#### GOAL OF THE EXERCISE
Make an exact copy of the entries below and leave any picture out of it.

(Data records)
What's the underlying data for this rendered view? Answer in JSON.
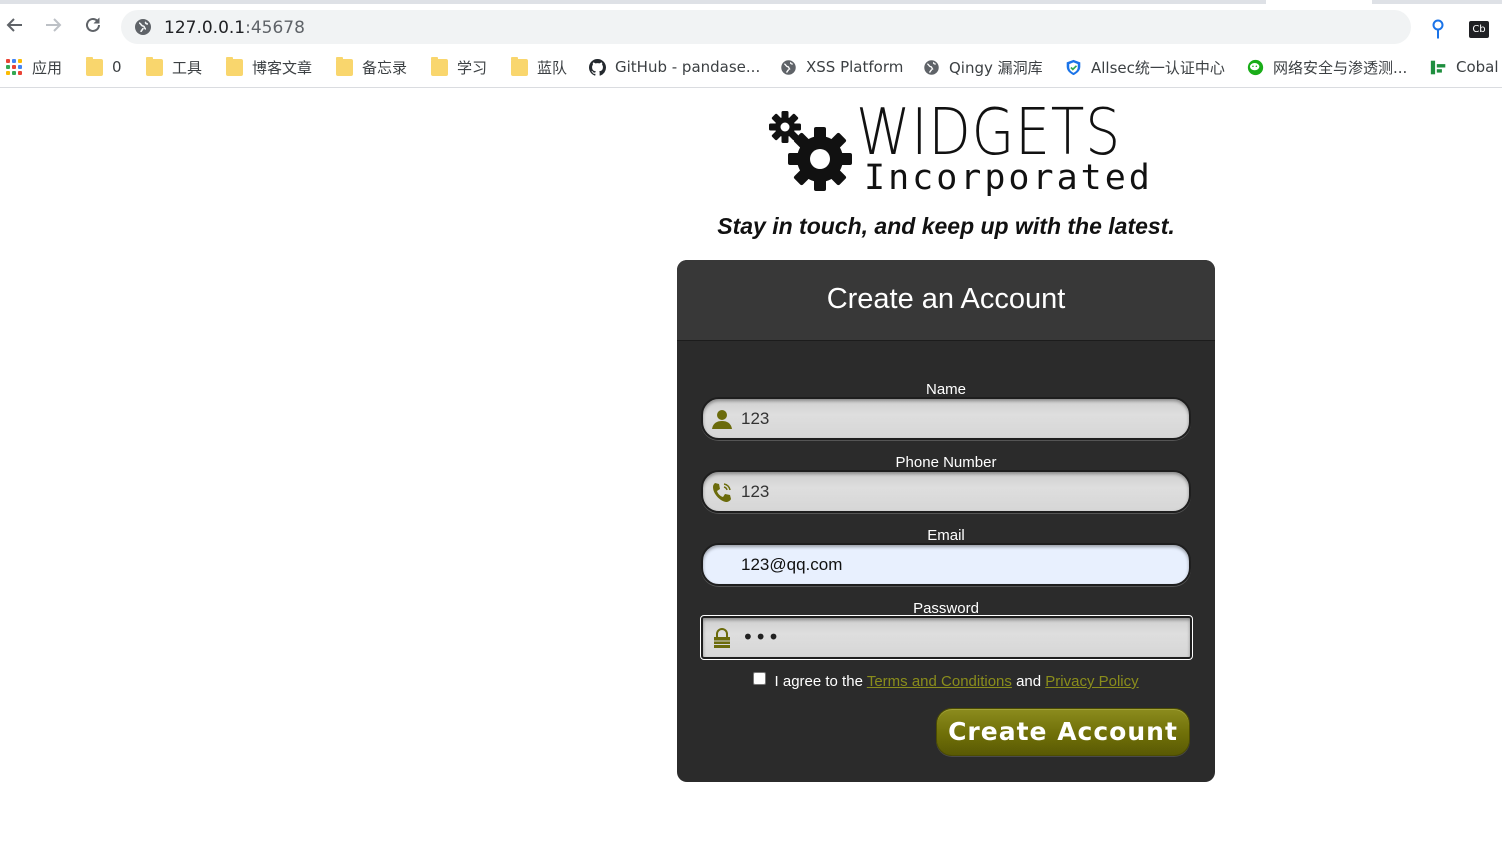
{
  "browser": {
    "url_host": "127.0.0.1",
    "url_port": ":45678",
    "extension_label": "Cb",
    "bookmarks": [
      {
        "label": "应用",
        "icon": "apps-grid-icon"
      },
      {
        "label": "0",
        "icon": "folder-icon"
      },
      {
        "label": "工具",
        "icon": "folder-icon"
      },
      {
        "label": "博客文章",
        "icon": "folder-icon"
      },
      {
        "label": "备忘录",
        "icon": "folder-icon"
      },
      {
        "label": "学习",
        "icon": "folder-icon"
      },
      {
        "label": "蓝队",
        "icon": "folder-icon"
      },
      {
        "label": "GitHub - pandase...",
        "icon": "github-icon"
      },
      {
        "label": "XSS Platform",
        "icon": "globe-icon"
      },
      {
        "label": "Qingy 漏洞库",
        "icon": "globe-icon"
      },
      {
        "label": "Allsec统一认证中心",
        "icon": "shield-icon"
      },
      {
        "label": "网络安全与渗透测...",
        "icon": "wechat-icon"
      },
      {
        "label": "Cobal",
        "icon": "bar-logo-icon"
      }
    ]
  },
  "page": {
    "logo_word": "WIDGETS",
    "logo_sub": "Incorporated",
    "tagline": "Stay in touch, and keep up with the latest.",
    "form": {
      "title": "Create an Account",
      "name_label": "Name",
      "name_value": "123",
      "phone_label": "Phone Number",
      "phone_value": "123",
      "email_label": "Email",
      "email_value": "123@qq.com",
      "password_label": "Password",
      "password_mask": "•••",
      "agree_prefix": "I agree to the",
      "terms_link": "Terms and Conditions",
      "agree_and": "and",
      "privacy_link": "Privacy Policy",
      "submit_label": "Create Account"
    }
  },
  "colors": {
    "card_bg": "#2b2b2b",
    "accent_olive": "#6f6f08",
    "link": "#8a8d1c",
    "icon_olive": "#6b6b0b"
  }
}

#### SOLUTION
What's the underlying data for this rendered view? Answer in JSON.
{
  "browser": {
    "url_host": "127.0.0.1",
    "url_port": ":45678",
    "extension_label": "Cb",
    "bookmarks": [
      {
        "label": "应用",
        "icon": "apps-grid-icon"
      },
      {
        "label": "0",
        "icon": "folder-icon"
      },
      {
        "label": "工具",
        "icon": "folder-icon"
      },
      {
        "label": "博客文章",
        "icon": "folder-icon"
      },
      {
        "label": "备忘录",
        "icon": "folder-icon"
      },
      {
        "label": "学习",
        "icon": "folder-icon"
      },
      {
        "label": "蓝队",
        "icon": "folder-icon"
      },
      {
        "label": "GitHub - pandase...",
        "icon": "github-icon"
      },
      {
        "label": "XSS Platform",
        "icon": "globe-icon"
      },
      {
        "label": "Qingy 漏洞库",
        "icon": "globe-icon"
      },
      {
        "label": "Allsec统一认证中心",
        "icon": "shield-icon"
      },
      {
        "label": "网络安全与渗透测...",
        "icon": "wechat-icon"
      },
      {
        "label": "Cobal",
        "icon": "bar-logo-icon"
      }
    ]
  },
  "page": {
    "logo_word": "WIDGETS",
    "logo_sub": "Incorporated",
    "tagline": "Stay in touch, and keep up with the latest.",
    "form": {
      "title": "Create an Account",
      "name_label": "Name",
      "name_value": "123",
      "phone_label": "Phone Number",
      "phone_value": "123",
      "email_label": "Email",
      "email_value": "123@qq.com",
      "password_label": "Password",
      "password_mask": "•••",
      "agree_prefix": "I agree to the",
      "terms_link": "Terms and Conditions",
      "agree_and": "and",
      "privacy_link": "Privacy Policy",
      "submit_label": "Create Account"
    }
  },
  "colors": {
    "card_bg": "#2b2b2b",
    "accent_olive": "#6f6f08",
    "link": "#8a8d1c",
    "icon_olive": "#6b6b0b"
  }
}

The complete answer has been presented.